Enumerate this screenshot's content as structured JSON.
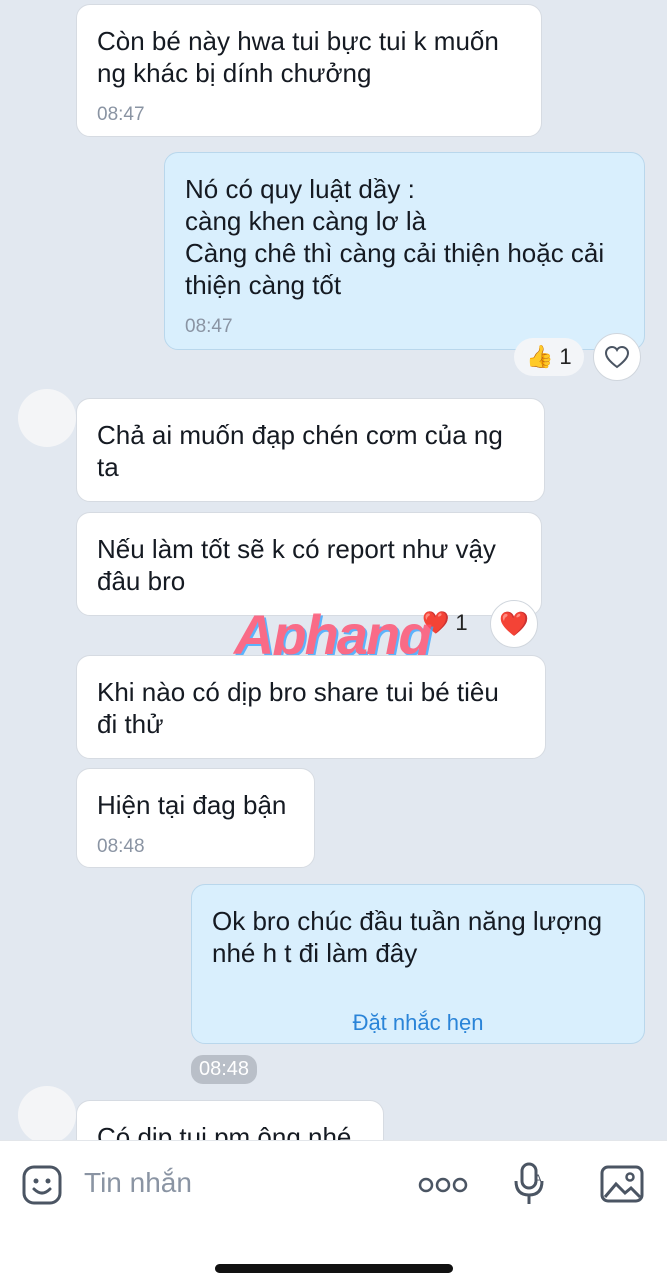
{
  "messages": [
    {
      "text": "Còn bé này hwa tui bực tui k muốn\nng khác bị dính chưởng",
      "time": "08:47"
    },
    {
      "text": "Nó có quy luật dầy :\ncàng khen càng lơ là\nCàng chê thì càng cải thiện hoặc cải\nthiện càng tốt",
      "time": "08:47",
      "reaction": {
        "emoji": "👍",
        "count": "1"
      }
    },
    {
      "text": "Chả ai muốn đạp chén cơm của ng\nta"
    },
    {
      "text": "Nếu làm tốt sẽ k có report như vậy\nđâu bro",
      "reaction": {
        "emoji": "❤️",
        "count": "1"
      }
    },
    {
      "text": "Khi nào có dịp bro share tui bé tiêu\nđi thử"
    },
    {
      "text": "Hiện tại đag bận",
      "time": "08:48"
    },
    {
      "text": "Ok bro chúc đầu tuần năng lượng\nnhé h t đi làm đây",
      "reminder": "Đặt nhắc hẹn"
    },
    {
      "text": "Có dịp tui pm ông nhé"
    }
  ],
  "chip_time": "08:48",
  "watermark": "Aphang",
  "input": {
    "placeholder": "Tin nhắn"
  },
  "icons": [
    "sticker-icon",
    "more-icon",
    "voice-to-text-icon",
    "image-icon",
    "heart-outline-icon"
  ]
}
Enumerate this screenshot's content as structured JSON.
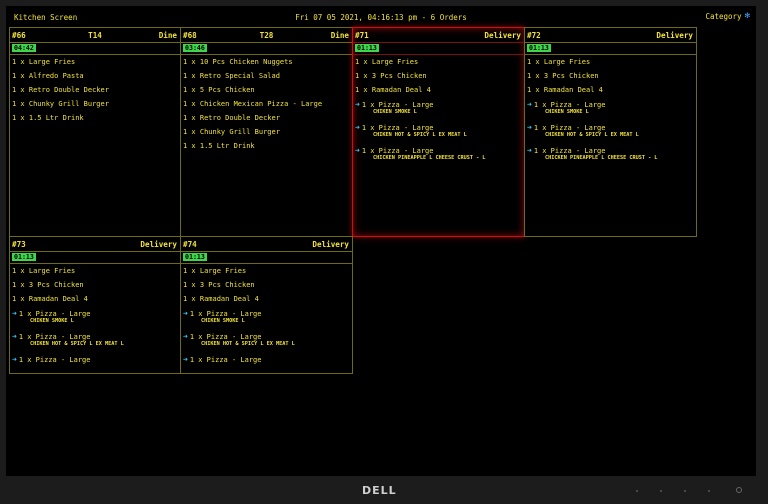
{
  "header": {
    "app_title": "Kitchen Screen",
    "clock": "Fri 07 05 2021, 04:16:13 pm - 6 Orders",
    "category_label": "Category"
  },
  "bezel": {
    "brand": "DELL"
  },
  "orders": [
    {
      "number": "#66",
      "table": "T14",
      "type": "Dine",
      "timer": "04:42",
      "highlight": false,
      "items": [
        {
          "text": "1 x Large Fries"
        },
        {
          "text": "1 x Alfredo Pasta"
        },
        {
          "text": "1 x Retro Double Decker"
        },
        {
          "text": "1 x Chunky Grill Burger"
        },
        {
          "text": "1 x 1.5 Ltr Drink"
        }
      ]
    },
    {
      "number": "#68",
      "table": "T28",
      "type": "Dine",
      "timer": "03:46",
      "highlight": false,
      "items": [
        {
          "text": "1 x 10 Pcs Chicken Nuggets"
        },
        {
          "text": "1 x Retro Special Salad"
        },
        {
          "text": "1 x 5 Pcs Chicken"
        },
        {
          "text": "1 x Chicken Mexican Pizza - Large"
        },
        {
          "text": "1 x Retro Double Decker"
        },
        {
          "text": "1 x Chunky Grill Burger"
        },
        {
          "text": "1 x 1.5 Ltr Drink"
        }
      ]
    },
    {
      "number": "#71",
      "table": "",
      "type": "Delivery",
      "timer": "01:13",
      "highlight": true,
      "items": [
        {
          "text": "1 x Large Fries"
        },
        {
          "text": "1 x 3 Pcs Chicken"
        },
        {
          "text": "1 x Ramadan Deal 4"
        },
        {
          "text": "1 x Pizza - Large",
          "arrow": true,
          "mod": "CHIKEN SMOKE L"
        },
        {
          "text": "1 x Pizza - Large",
          "arrow": true,
          "mod": "CHIKEN HOT & SPICY L EX MEAT L"
        },
        {
          "text": "1 x Pizza - Large",
          "arrow": true,
          "mod": "CHICKEN PINEAPPLE L CHEESE CRUST - L"
        }
      ]
    },
    {
      "number": "#72",
      "table": "",
      "type": "Delivery",
      "timer": "01:13",
      "highlight": false,
      "items": [
        {
          "text": "1 x Large Fries"
        },
        {
          "text": "1 x 3 Pcs Chicken"
        },
        {
          "text": "1 x Ramadan Deal 4"
        },
        {
          "text": "1 x Pizza - Large",
          "arrow": true,
          "mod": "CHIKEN SMOKE L"
        },
        {
          "text": "1 x Pizza - Large",
          "arrow": true,
          "mod": "CHIKEN HOT & SPICY L EX MEAT L"
        },
        {
          "text": "1 x Pizza - Large",
          "arrow": true,
          "mod": "CHICKEN PINEAPPLE L CHEESE CRUST - L"
        }
      ]
    },
    {
      "number": "#73",
      "table": "",
      "type": "Delivery",
      "timer": "01:13",
      "highlight": false,
      "items": [
        {
          "text": "1 x Large Fries"
        },
        {
          "text": "1 x 3 Pcs Chicken"
        },
        {
          "text": "1 x Ramadan Deal 4"
        },
        {
          "text": "1 x Pizza - Large",
          "arrow": true,
          "mod": "CHIKEN SMOKE L"
        },
        {
          "text": "1 x Pizza - Large",
          "arrow": true,
          "mod": "CHIKEN HOT & SPICY L EX MEAT L"
        },
        {
          "text": "1 x Pizza - Large",
          "arrow": true
        }
      ]
    },
    {
      "number": "#74",
      "table": "",
      "type": "Delivery",
      "timer": "01:13",
      "highlight": false,
      "items": [
        {
          "text": "1 x Large Fries"
        },
        {
          "text": "1 x 3 Pcs Chicken"
        },
        {
          "text": "1 x Ramadan Deal 4"
        },
        {
          "text": "1 x Pizza - Large",
          "arrow": true,
          "mod": "CHIKEN SMOKE L"
        },
        {
          "text": "1 x Pizza - Large",
          "arrow": true,
          "mod": "CHIKEN HOT & SPICY L EX MEAT L"
        },
        {
          "text": "1 x Pizza - Large",
          "arrow": true
        }
      ]
    }
  ],
  "colors": {
    "text": "#f2e33a",
    "timer": "#3ed64a",
    "arrow": "#3ac8f0",
    "alert": "#d01010",
    "gear": "#4aa3ff"
  },
  "icons": {
    "category": "gear-icon",
    "modifier_arrow": "arrow-right-icon"
  }
}
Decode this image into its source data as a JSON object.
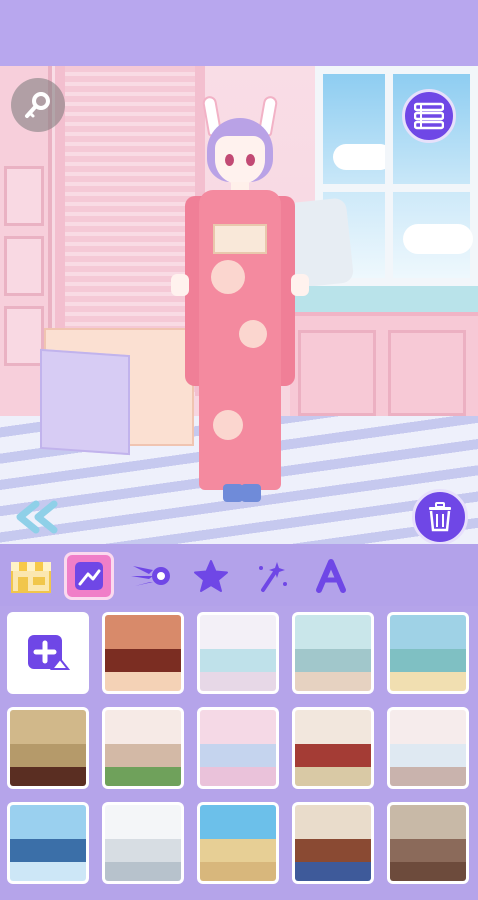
{
  "app": {
    "colors": {
      "topbar": "#b8a7ee",
      "accent": "#6f47e6",
      "tab_selected": "#f07ec8",
      "panel": "#b5a4ea"
    }
  },
  "scene": {
    "key_button_icon": "key-icon",
    "menu_button_icon": "list-menu-icon",
    "trash_button_icon": "trash-icon",
    "back_button_icon": "double-chevron-left-icon"
  },
  "tabs": [
    {
      "id": "shop",
      "icon": "storefront-icon",
      "selected": false
    },
    {
      "id": "backgrounds",
      "icon": "background-image-icon",
      "selected": true
    },
    {
      "id": "wings",
      "icon": "wing-icon",
      "selected": false
    },
    {
      "id": "stickers",
      "icon": "star-icon",
      "selected": false
    },
    {
      "id": "effects",
      "icon": "magic-wand-icon",
      "selected": false
    },
    {
      "id": "text",
      "icon": "letter-a-icon",
      "selected": false
    }
  ],
  "backgrounds": {
    "add_icon": "add-image-icon",
    "items": [
      {
        "name": "bg-living-room-dresser",
        "palette": [
          "#d88a6a",
          "#7b2d22",
          "#f4d2b6"
        ]
      },
      {
        "name": "bg-pastel-shopfront",
        "palette": [
          "#f3f0f7",
          "#bfe1ea",
          "#e7d8e7"
        ]
      },
      {
        "name": "bg-teal-storefront",
        "palette": [
          "#c9e6ea",
          "#a1c7cb",
          "#e6d2c1"
        ]
      },
      {
        "name": "bg-beach",
        "palette": [
          "#9fd2e6",
          "#7fc0c3",
          "#f1dfb1"
        ]
      },
      {
        "name": "bg-damask-wall",
        "palette": [
          "#d1b88a",
          "#b59a6a",
          "#5a2e22"
        ]
      },
      {
        "name": "bg-plant-window-room",
        "palette": [
          "#f6eae6",
          "#d3b9a6",
          "#6fa15b"
        ]
      },
      {
        "name": "bg-pink-classroom",
        "palette": [
          "#f5d9e6",
          "#c5d4ee",
          "#eac2da"
        ]
      },
      {
        "name": "bg-round-window-crest",
        "palette": [
          "#f2e7dd",
          "#a43c35",
          "#d9c9a5"
        ]
      },
      {
        "name": "bg-balcony-city",
        "palette": [
          "#f6ecec",
          "#dfe9f2",
          "#c9b3ad"
        ]
      },
      {
        "name": "bg-city-skyline",
        "palette": [
          "#9ad0ef",
          "#3b6fa8",
          "#cde7f7"
        ]
      },
      {
        "name": "bg-white-hallway",
        "palette": [
          "#f4f6f8",
          "#d7dde3",
          "#b7c2cc"
        ]
      },
      {
        "name": "bg-desert",
        "palette": [
          "#6cc0ea",
          "#e7cf95",
          "#d8b77c"
        ]
      },
      {
        "name": "bg-checker-floor-door",
        "palette": [
          "#e9dccb",
          "#8a4a33",
          "#3e5a9a"
        ]
      },
      {
        "name": "bg-wooden-room",
        "palette": [
          "#c8b9a7",
          "#8b6a5a",
          "#6d4b3c"
        ]
      }
    ]
  }
}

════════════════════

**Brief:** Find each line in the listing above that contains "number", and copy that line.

**Response:**
      "number": "#66",
      "number": "#68",
      "number": "#71",
      "number": "#72",
      "number": "#73",
      "number": "#74",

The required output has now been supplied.